Sustainability & Zero Carbon Design

Sustainability and zero carbon design

Sustainability has long been a key factor in building design. As advocates of environmental architecture, Halliday Fraser Munro have always designed projects that optimise energy use in both construction and operation. However, the current climate crisis now means the environmental impact of buildings is more important than ever and the need for more sustainable building designs even greater.

Creating the blueprint for a brighter future

By prioritising environmental factors, and deploying innovation and ingenuity to design sustainable architecture, we have the power to reduce those percentages to zero. We can even deploy ecological building systems and renewable technologies to create sustainable buildings that will have a positive environmental impact over their lifespan.

True sustainability cannot be bolted on. That’s why we always consider the environmental impacts of any development project at the earliest possible point. The location and orientation of a building can have a strong bearing on its ultimate efficiency, so critical decisions must often take place long before the design work has even started.  

By working with us from the earliest planning stages, we can provide expert advice on how to maximise the sustainability of your project factoring in the environmental, climatic, accessibility and ecological aspects of the site.

Making a material difference to your buildings’ environmental impact

Our architects are fully aware of the environmental impacts of building materials and ecological building systems. Their designs deploy innovative approaches and technologies to help mitigate the use of materials like steel, aluminium and concrete. These will help you achieve the best possible energy savings and optimise your site’s potential to store carbon and generate renewable energy.

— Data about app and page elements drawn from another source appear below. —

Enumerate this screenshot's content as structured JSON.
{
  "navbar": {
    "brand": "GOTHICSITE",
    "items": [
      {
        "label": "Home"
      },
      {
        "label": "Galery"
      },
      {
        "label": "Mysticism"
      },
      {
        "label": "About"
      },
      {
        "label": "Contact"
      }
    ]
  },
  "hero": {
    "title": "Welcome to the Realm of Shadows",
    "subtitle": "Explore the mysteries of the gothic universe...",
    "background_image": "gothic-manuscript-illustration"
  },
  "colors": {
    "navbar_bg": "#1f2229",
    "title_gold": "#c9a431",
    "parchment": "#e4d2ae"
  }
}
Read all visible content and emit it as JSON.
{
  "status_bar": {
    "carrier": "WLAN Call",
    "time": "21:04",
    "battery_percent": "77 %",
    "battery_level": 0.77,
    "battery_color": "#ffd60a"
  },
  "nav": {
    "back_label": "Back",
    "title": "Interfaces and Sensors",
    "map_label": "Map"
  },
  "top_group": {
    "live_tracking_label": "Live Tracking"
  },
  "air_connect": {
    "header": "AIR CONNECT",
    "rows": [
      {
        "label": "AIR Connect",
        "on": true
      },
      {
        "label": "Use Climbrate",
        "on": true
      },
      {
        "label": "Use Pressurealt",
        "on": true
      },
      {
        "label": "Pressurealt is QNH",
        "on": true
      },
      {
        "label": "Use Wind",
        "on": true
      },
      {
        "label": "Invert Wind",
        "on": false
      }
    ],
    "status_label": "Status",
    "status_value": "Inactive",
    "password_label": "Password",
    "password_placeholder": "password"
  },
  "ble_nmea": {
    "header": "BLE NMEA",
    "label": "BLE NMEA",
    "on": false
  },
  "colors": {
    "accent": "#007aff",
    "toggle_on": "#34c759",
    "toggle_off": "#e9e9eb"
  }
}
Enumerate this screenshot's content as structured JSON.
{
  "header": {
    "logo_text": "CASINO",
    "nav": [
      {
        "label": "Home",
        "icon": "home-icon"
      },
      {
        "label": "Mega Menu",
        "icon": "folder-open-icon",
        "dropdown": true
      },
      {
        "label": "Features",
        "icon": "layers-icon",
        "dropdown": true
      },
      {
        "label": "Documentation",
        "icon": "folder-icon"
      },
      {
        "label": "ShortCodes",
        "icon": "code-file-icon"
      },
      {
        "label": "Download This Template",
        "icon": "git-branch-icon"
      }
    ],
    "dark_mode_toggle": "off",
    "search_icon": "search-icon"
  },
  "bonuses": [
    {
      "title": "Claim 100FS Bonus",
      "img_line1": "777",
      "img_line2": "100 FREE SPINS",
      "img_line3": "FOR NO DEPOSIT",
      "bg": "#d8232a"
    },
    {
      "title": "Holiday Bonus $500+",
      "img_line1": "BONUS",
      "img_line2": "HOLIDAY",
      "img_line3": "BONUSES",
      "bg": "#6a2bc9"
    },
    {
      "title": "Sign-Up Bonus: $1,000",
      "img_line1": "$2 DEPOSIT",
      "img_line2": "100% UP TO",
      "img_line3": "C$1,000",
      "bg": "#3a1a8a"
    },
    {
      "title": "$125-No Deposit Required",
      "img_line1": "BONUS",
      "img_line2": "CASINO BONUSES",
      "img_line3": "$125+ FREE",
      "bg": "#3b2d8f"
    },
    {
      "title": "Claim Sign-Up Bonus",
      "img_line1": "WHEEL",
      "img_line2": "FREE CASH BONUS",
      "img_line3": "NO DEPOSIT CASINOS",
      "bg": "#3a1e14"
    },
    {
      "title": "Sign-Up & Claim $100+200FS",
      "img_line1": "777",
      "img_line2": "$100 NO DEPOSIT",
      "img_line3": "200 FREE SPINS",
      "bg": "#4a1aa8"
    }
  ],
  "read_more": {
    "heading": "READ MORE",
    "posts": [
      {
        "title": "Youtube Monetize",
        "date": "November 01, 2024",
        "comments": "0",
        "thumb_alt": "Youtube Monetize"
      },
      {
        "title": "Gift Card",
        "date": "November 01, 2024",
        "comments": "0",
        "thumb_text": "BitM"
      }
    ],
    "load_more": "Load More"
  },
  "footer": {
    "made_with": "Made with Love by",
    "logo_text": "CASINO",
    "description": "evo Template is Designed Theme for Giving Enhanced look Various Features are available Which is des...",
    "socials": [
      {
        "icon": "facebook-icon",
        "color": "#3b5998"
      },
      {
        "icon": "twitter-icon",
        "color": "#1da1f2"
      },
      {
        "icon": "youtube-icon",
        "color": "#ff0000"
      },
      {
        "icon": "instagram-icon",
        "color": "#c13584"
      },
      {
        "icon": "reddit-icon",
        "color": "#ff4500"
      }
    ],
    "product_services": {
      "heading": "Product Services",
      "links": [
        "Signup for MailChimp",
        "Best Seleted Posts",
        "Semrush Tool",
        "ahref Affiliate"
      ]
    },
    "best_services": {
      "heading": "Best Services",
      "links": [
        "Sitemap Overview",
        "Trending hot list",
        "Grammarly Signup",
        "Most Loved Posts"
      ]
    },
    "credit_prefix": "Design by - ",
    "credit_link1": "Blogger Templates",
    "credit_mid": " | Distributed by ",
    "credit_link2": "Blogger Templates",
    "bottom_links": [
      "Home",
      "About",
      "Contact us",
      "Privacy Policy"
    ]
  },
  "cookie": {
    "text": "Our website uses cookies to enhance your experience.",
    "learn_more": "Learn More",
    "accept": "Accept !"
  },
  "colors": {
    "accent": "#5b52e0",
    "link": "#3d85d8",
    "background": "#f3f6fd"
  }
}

When redeveloping sites, we reuse or repurpose materials wherever possible to minimise carbon impacts and we will create new buildings with a cradle-to -cradle approach that will ensure that materials can be repurposed efficiently at the end of life.